We've just completed the first quarter of 2021. Now all the reports are streaming in on the state of the NYC real estate market. The same people who wrote about fleeing New Yorkers never returning and why New York may never recover, are giving us headlines like, "A Home Buyers' Bonanza in Manhattan" and "It's Alive!- New York Real Estate". Really? I'm all for recovery and shouting it from the roof tops, but let's put the sensationalism aside and look at what's really going on.
The article I am recommending most to my clients right now is "Manhattan Sales Market Poised for a Revival, Just a year after it Collapsed": "Poised..." is quite different than "bonanza." If you read that bonanza article, you find the "bonanza" they speak of is solely in new development. And the largest discounts are in ultra luxury buildings where price per square foot reaches more than $5,300. Some might say discounts given in these buildings can be attributed to sponsors' expectations becoming more realistic, prices leveling out. We saw this trend beginning before the pandemic. At that point, folks with $10M+ NYC apartments were the ones who could easily work from their beach houses, so that's where they went. That high-end luxury market went with them. But new development in Harlem is doing well. Bed Stuy: thriving. Yes, there are discounts, but no bonanzas. Sorry, if you are a buyer purchasing a home for less than $10,000,000 or so, you are not invited to the bonanza party.
The most solid stat I've encountered in all these market reports was the number of contracts singed in the first quarter: 3,708. That's the most contracts signed in Q1 since 2007. This is due to lower prices, low interest rates, renewed hope, and the vaccine roll-out. But the prices won't stay low for long if there is so much competition, some argue. Pre-pandemic, the market was riddled with stagnant, over-priced listings with sellers insisting their homes were worth more than they really were. I think the pandemic has softened the New York seller. Well, it has softened us all, hasn't it? We've all become more grounded in reality. I think the lower prices may stick for a bit, at least while inventory is still high.
Which it is: We have 18% more homes on the market now, compared to this time last year. Part of this can be attributed to the need to re-envision your living space with the new normal of working from home and virtual learning. Many are listing their homes to upgrade: bigger units with outdoor space. We also have a flood of first-time buyers entering the market, something I predicted back last May in a blog post ("People moving to the suburbs will cause rents and property values to eventually decrease and, lo and behold, we will have room for our artists again. We’ll have room for the young and aspiring who still dream of living in NYC.") People who have never before been able to consider a Manhattan home purchase, ARE! This goes beyond a market trend. It is so great for our city and it makes me thrilled for the cultural revival in our future.

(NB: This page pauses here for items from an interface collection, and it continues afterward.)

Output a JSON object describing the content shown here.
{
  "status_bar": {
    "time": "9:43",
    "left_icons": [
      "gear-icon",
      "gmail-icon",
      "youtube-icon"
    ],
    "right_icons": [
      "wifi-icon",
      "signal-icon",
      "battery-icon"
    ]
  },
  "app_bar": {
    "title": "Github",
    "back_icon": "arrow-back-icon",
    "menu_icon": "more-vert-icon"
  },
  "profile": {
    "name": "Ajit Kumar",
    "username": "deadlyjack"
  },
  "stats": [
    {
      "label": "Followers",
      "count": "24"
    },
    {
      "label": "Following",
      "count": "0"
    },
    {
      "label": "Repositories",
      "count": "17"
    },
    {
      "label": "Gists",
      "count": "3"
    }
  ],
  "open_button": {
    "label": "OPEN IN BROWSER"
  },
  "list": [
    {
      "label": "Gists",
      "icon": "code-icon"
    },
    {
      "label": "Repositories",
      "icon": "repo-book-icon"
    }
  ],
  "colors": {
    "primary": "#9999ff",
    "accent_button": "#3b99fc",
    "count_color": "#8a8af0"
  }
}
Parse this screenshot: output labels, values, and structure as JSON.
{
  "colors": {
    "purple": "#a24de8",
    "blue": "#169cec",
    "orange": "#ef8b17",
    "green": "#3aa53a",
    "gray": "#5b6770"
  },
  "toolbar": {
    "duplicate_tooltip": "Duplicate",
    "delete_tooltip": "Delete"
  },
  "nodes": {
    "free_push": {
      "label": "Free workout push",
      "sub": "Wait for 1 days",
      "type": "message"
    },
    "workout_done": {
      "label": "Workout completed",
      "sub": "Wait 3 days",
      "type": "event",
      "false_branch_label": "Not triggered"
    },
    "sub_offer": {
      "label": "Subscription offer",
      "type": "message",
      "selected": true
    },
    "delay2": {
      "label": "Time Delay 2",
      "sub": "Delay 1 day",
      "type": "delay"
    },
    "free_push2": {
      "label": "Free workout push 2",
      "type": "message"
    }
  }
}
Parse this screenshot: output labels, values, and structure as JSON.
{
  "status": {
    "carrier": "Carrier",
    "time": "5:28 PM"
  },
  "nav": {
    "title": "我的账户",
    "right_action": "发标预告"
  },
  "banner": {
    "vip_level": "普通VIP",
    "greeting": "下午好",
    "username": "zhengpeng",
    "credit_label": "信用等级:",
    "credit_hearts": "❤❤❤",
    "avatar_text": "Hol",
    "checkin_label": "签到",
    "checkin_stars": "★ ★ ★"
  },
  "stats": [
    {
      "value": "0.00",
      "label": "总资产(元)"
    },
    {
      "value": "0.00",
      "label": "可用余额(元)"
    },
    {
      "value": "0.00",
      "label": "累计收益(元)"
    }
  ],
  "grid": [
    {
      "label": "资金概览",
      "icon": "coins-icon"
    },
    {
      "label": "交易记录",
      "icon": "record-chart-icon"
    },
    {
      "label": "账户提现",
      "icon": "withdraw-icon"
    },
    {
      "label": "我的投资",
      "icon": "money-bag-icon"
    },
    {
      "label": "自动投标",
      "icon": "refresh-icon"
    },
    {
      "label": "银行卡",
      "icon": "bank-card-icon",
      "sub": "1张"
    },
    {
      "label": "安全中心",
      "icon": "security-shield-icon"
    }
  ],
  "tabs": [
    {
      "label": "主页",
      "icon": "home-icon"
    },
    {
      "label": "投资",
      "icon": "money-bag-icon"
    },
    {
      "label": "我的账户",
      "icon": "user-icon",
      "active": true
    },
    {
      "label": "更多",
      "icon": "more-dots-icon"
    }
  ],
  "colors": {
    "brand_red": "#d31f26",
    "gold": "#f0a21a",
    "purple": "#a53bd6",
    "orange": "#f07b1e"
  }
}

With this influx of new home-buyers, I believe we are poised for a comeback. But it will be a steady climb over time with some spikes as we go. And we are seeing one right now in this busy Spring market, while prices remain on the low side. As for the "It's Alive!" article, it was written by a friend of mine, Fred Peters. And knowing Fred, I can hear the tongue in cheek way he probably said this in his morning sales meeting, making fun of all those who condemned New York so early. The headline aside, I very much agree with his assessment of the situation: "Well-priced units, especially those in great condition, are drawing attention from a large group of motivated buyers who want to make sure they get their bite of the Big Apple before it’s too late. Although they are shocked at first to find demand so much stronger than they anticipated, these buyers understand that for the good stuff, they now need to act quickly."
Get your bite, NYC! Let me help you do it. Don't get fooled by the bonanza bandwagon. Let me simply get you poised for a smart purchase.